(What is required)
From the listing below, extract every line containing "name".

(Data for processing)
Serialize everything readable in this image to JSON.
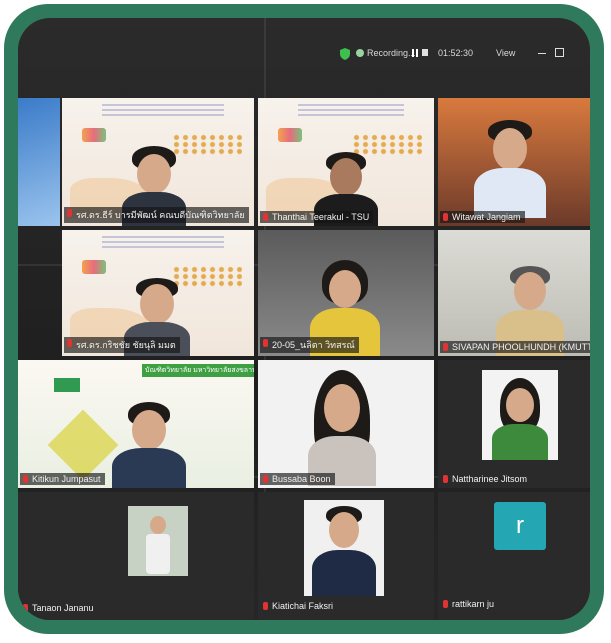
{
  "topbar": {
    "recording_label": "Recording...",
    "timer": "01:52:30",
    "view_label": "View"
  },
  "participants": [
    {
      "id": "p1",
      "name": "รศ.ดร.ธีร์ บารมีพัฒน์ คณบดีบัณฑิตวิทยาลัย"
    },
    {
      "id": "p2",
      "name": "Thanthai Teerakul - TSU"
    },
    {
      "id": "p3",
      "name": "Witawat Jangiam"
    },
    {
      "id": "p4",
      "name": "รศ.ดร.กริชชัย ชัยนุลิ มมต"
    },
    {
      "id": "p5",
      "name": "20-05_นลิตา วิทสรณ์"
    },
    {
      "id": "p6",
      "name": "SIVAPAN PHOOLHUNDH (KMUTT)"
    },
    {
      "id": "p7",
      "name": "Kitikun Jumpasut"
    },
    {
      "id": "p8",
      "name": "Bussaba Boon"
    },
    {
      "id": "p9",
      "name": "Nattharinee Jitsom"
    },
    {
      "id": "p10",
      "name": "Tanaon Jananu"
    },
    {
      "id": "p11",
      "name": "Kiatichai Faksri"
    },
    {
      "id": "p12",
      "name": "rattikarn ju",
      "avatar_letter": "r"
    }
  ],
  "banner_text": "บัณฑิตวิทยาลัย มหาวิทยาลัยสงขลานครินทร์",
  "colors": {
    "frame": "#2f7a5d",
    "mic_muted": "#e03434",
    "avatar": "#25a7b3"
  }
}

(Solved exercise)
      "name": "รศ.ดร.ธีร์ บารมีพัฒน์ คณบดีบัณฑิตวิทยาลัย"
      "name": "Thanthai Teerakul - TSU"
      "name": "Witawat Jangiam"
      "name": "รศ.ดร.กริชชัย ชัยนุลิ มมต"
      "name": "20-05_นลิตา วิทสรณ์"
      "name": "SIVAPAN PHOOLHUNDH (KMUTT)"
      "name": "Kitikun Jumpasut"
      "name": "Bussaba Boon"
      "name": "Nattharinee Jitsom"
      "name": "Tanaon Jananu"
      "name": "Kiatichai Faksri"
      "name": "rattikarn ju",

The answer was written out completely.